Wage Strike

January 8, 2015; The Oregonian

NPQ readers may remember what we have written previously regarding the fact that many low wage workers employed by big profitable corporations (like fast food establishments or Walmart) are forced to make use of public benefits to make ends meet in even the most basic ways. Now, a new report from the University of Oregon Labor Education and Research Center, entitled “The High Cost of Low Wages in Oregon,” asserts that the cost of public assistance to low wage workers costs that state’s taxpayers a conservatively estimated $1.7 billion each year. It also notes a basic disconnect between stagnating wages and growing employer profits.

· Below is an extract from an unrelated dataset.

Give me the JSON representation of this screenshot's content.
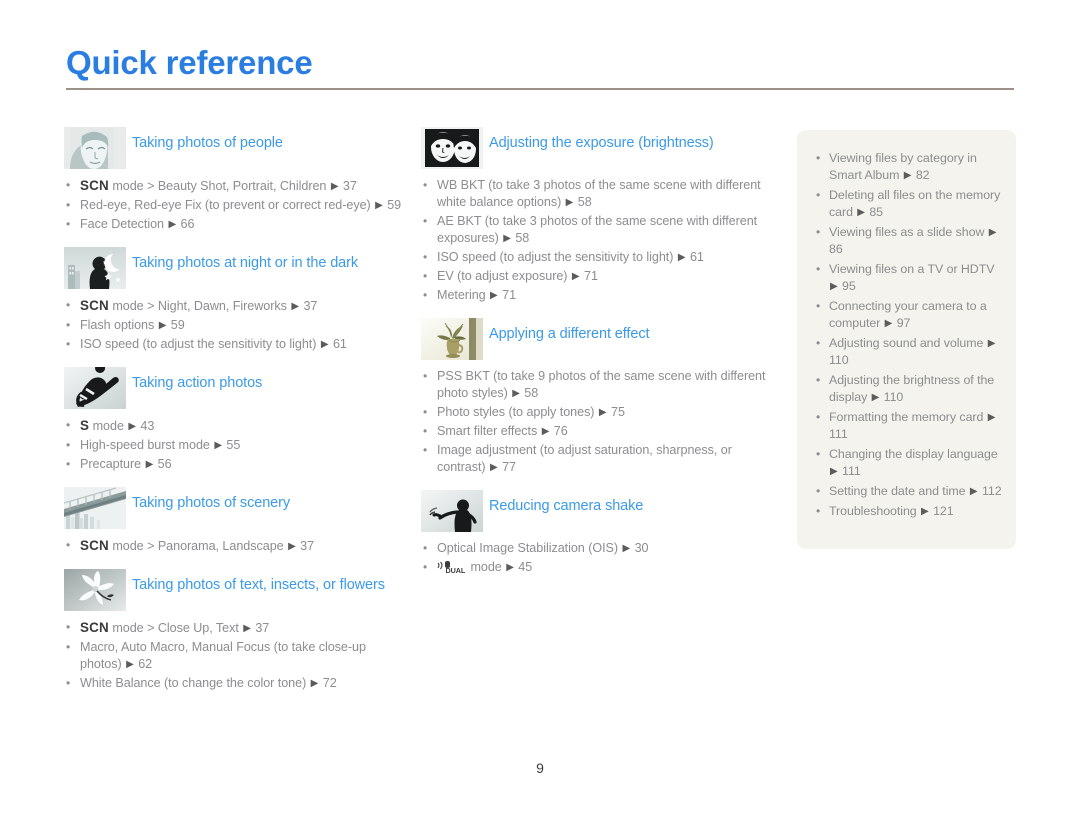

In other words, taxpayers are subsidizing the corporations through subsidies of low wage workers.

“Oregon is a state with one of the highest number of folks needing assistance,” said Raahi Reddy, a report co-author and faculty member of the UO Labor Education and Research Center. “And also a state with one of the lowest corporate tax rates. That’s a real disconnect.” The report found that “most employers in the sectors employing workers receiving public assistance are large, profitable corporations.” The report found that around 197,000 workers in the state earn so little that they must rely on public support. The jobs in question, often performed by women and people of color tend to fall into five industries: retail, food service, personal care, cleaning and maintenance, and healthcare support. The report finds that a full half of Oregon’s black or African American workers and 45 percent of Latino workers are employed in low wage industries. The report also states that parents interviewed for the report said they were often forced to work unpredictable hours, making family life even more difficult:

“Sixty-four percent of food service workers, 55 percent of home care workers and 50 percent of retail workers reported that they are given less than a week’s notice of their work schedules; 49 percent of part-time women workers report being given less than one week’s notice in scheduling as well. In addition, 49 percent of African Americans and 46 percent of Latino workers were given a week or less notice of work hours and schedules, compared to 39 percent of white workers. They also reported higher rates than white respondents of working in jobs where employers having complete control over the timing of work schedules.”

Still, employer profits in Oregon are steadily climbing, according to the report.

Fair Shot for All, a coalition of labor and advocacy groups and other organizations has just launched a campaign to raise the minimum wage in Oregon.—Ruth McCambridge